Another (small) screw in the coffin of smaller community credit unions

A good many small community based credit unions have had a torrid time in recent years and probably right now aren’t seeing much of an improvement.  The Co-Op Bank’s decision to cut the interest it pays on its community bank accounts – such s their Community Directplus, Co-Operatives Directplu and Social Enterprise Directplus accounts – will prove to be another, small and slow, but certain turn on the screw in the coffin of already beleagured credit unions.

Small community based credit unions are really struggling – at best, they have seen flat income levels, at worst they’ve seen their income fall away, especially from grants and interest receipts.   Yet there is often little opportunity for them to reduce their overheads in line with the fall in income.  Trying to increase income by growing the loan book can often carry a disproportionate risk of bad debts so for some they have a stark choice – grow or merge or die a death of a thousand cuts.  The Co-Op decision will prove to be just another cut…

Let’s look at what the Co-Op is doing…

Interest rates paid on customer balances have never been lower, certainly not in my lifetime.  Until June the Co-Op will be paying a tiered rate of interest – Nil% on balances up to £1,999; 0.12%  on balances £2,000 to £9,999; 0.15% on balances £10,000 to £24,999; 0.18% on balances £25,000 to £99,999; 0.21% on balances £100,000 to £249,999; and 0.25% on balances over £250,000.

That’s to say the most the Co-Op will ever pay any credit union right now is one quarter of one per cent per annum… peanuts.

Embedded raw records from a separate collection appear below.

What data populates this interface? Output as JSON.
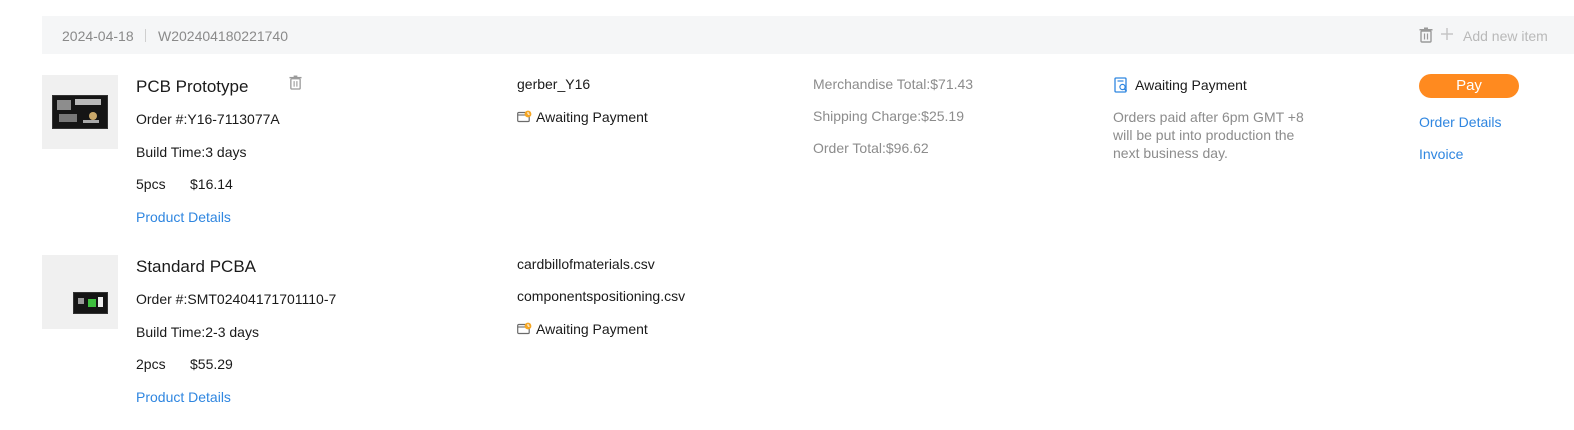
{
  "header": {
    "date": "2024-04-18",
    "order_group_no": "W202404180221740",
    "add_item_label": "Add new item"
  },
  "items": [
    {
      "title": "PCB Prototype",
      "order_no": "Order #:Y16-7113077A",
      "build_time": "Build Time:3 days",
      "qty": "5pcs",
      "price": "$16.14",
      "details_link": "Product Details",
      "files": [
        "gerber_Y16"
      ],
      "status": "Awaiting Payment"
    },
    {
      "title": "Standard PCBA",
      "order_no": "Order #:SMT02404171701110-7",
      "build_time": "Build Time:2-3 days",
      "qty": "2pcs",
      "price": "$55.29",
      "details_link": "Product Details",
      "files": [
        "cardbillofmaterials.csv",
        "componentspositioning.csv"
      ],
      "status": "Awaiting Payment"
    }
  ],
  "totals": {
    "merchandise": "Merchandise Total:$71.43",
    "shipping": "Shipping Charge:$25.19",
    "order_total": "Order Total:$96.62"
  },
  "payment": {
    "status": "Awaiting Payment",
    "note": "Orders paid after 6pm GMT +8 will be put into production the next business day."
  },
  "actions": {
    "pay_label": "Pay",
    "order_details_label": "Order Details",
    "invoice_label": "Invoice"
  },
  "colors": {
    "accent_link": "#2f86e0",
    "pay_button": "#ff8a1f",
    "header_bg": "#f5f6f7"
  }
}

Yet those peanuts are being crushed!

The new rates from June 2015 will be: balances up to £24,999 Nothing, yes absolutely nothing – the Co-Op will get to keep your money for free!; £25,000 to £99,999 0.06% – a third of the already derisory amount it had paid previously; £100,000 to £249,000 0.09% – less than half it had previously paid; £250,000 to £499,000 0.18% – a cut of one third from the rate it had paid previously; over £500,000 0.25%, no change.

The message is clear… the Co-Op isn’t interested in supporting small organisations, it’s using you, the small credit union, to extract itself from its own financial difficulties … it doesn’t have the cohonas to abuse bigger organisations in the same way as they’re prepared to abuse you.

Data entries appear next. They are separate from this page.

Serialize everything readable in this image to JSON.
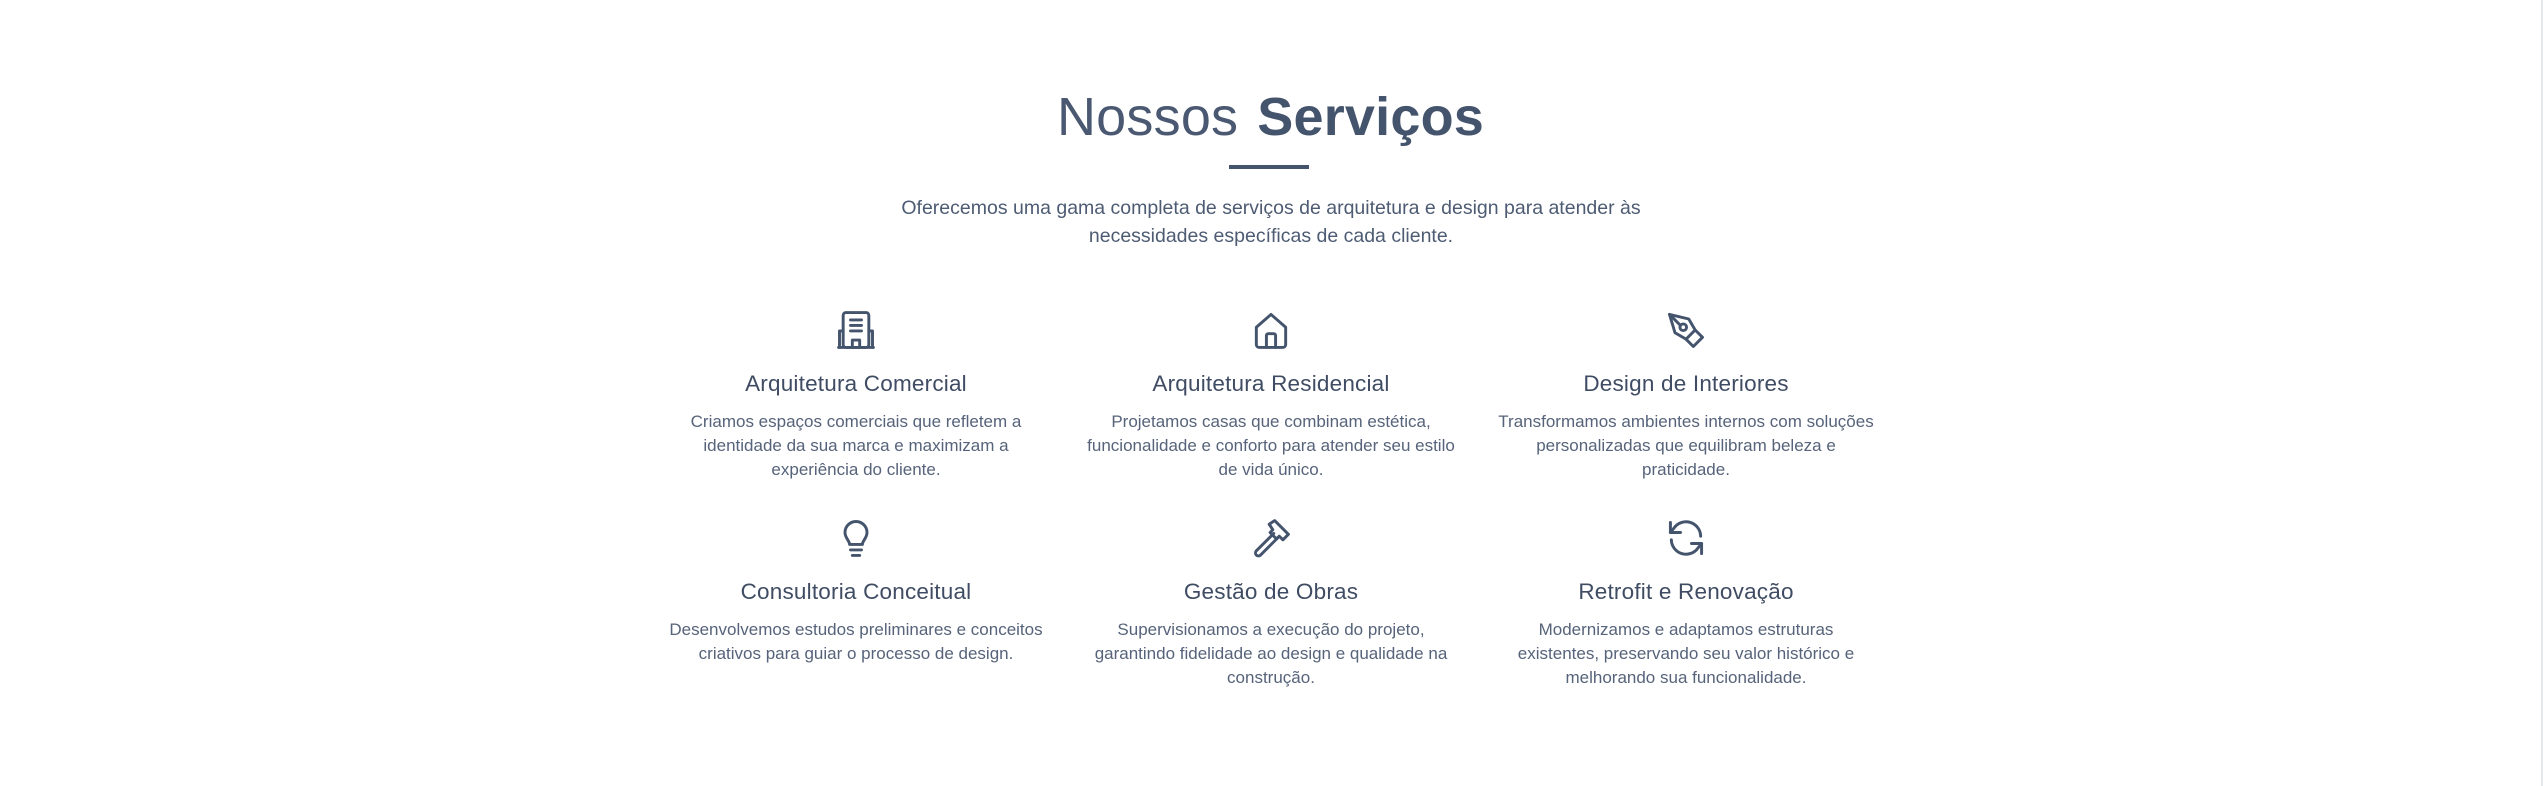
{
  "header": {
    "title_light": "Nossos",
    "title_bold": "Serviços",
    "subtitle": "Oferecemos uma gama completa de serviços de arquitetura e design para atender às necessidades específicas de cada cliente."
  },
  "services": [
    {
      "icon": "building-icon",
      "title": "Arquitetura Comercial",
      "description": "Criamos espaços comerciais que refletem a identidade da sua marca e maximizam a experiência do cliente."
    },
    {
      "icon": "home-icon",
      "title": "Arquitetura Residencial",
      "description": "Projetamos casas que combinam estética, funcionalidade e conforto para atender seu estilo de vida único."
    },
    {
      "icon": "pen-tool-icon",
      "title": "Design de Interiores",
      "description": "Transformamos ambientes internos com soluções personalizadas que equilibram beleza e praticidade."
    },
    {
      "icon": "lightbulb-icon",
      "title": "Consultoria Conceitual",
      "description": "Desenvolvemos estudos preliminares e conceitos criativos para guiar o processo de design."
    },
    {
      "icon": "hammer-icon",
      "title": "Gestão de Obras",
      "description": "Supervisionamos a execução do projeto, garantindo fidelidade ao design e qualidade na construção."
    },
    {
      "icon": "refresh-icon",
      "title": "Retrofit e Renovação",
      "description": "Modernizamos e adaptamos estruturas existentes, preservando seu valor histórico e melhorando sua funcionalidade."
    }
  ],
  "colors": {
    "text_primary": "#45546d",
    "text_secondary": "#56637a",
    "background": "#ffffff"
  }
}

So it’s you, the smaller community based credit unions, and organisations just like you who will feel the brunt of this decision… it will be another straw on the camel’s back…

You see, right now, because you’re getting virtually nothing on the money you are sitting on and with additional grant income difficult to come by, the only way you can meet the regulator’s solvency targets might be by increasing the interest you receive on your loan book.  As you’re limited by law as to the maximum interest rate you can charge on the loans you make, this means you need to grow your loan volumes – the number of loans you put out and the amount you loan out.

The issue is you need to do this without increasing your bad debts.  Desperate people will go to any lengths – you will be lied to, some applications will be pure fabrication. How robust are your application procedures throughout your credit union?  You might get credit reports on potential new lending, but how reliable are those reports? – they are not as accurate as you’d hope!  And you probably can’t always rely on your longstanding members’ past savings history as an indication of their ability to repay any new loans – because people have so many ways nowadays of avoiding repaying their debts – not just the formal insolvency processes of bankruptcy, DRO, and IVA, and informal debt solutions such as DMP and DRO, but also pleading poverty in any debt collection process passing through the courts, and even disappearing.

It’s easy to see the situation whereby a credit union that’s already struggling with the the regulator could be forced into administration and then closure because of its bad debt experience and low level of bank interest income.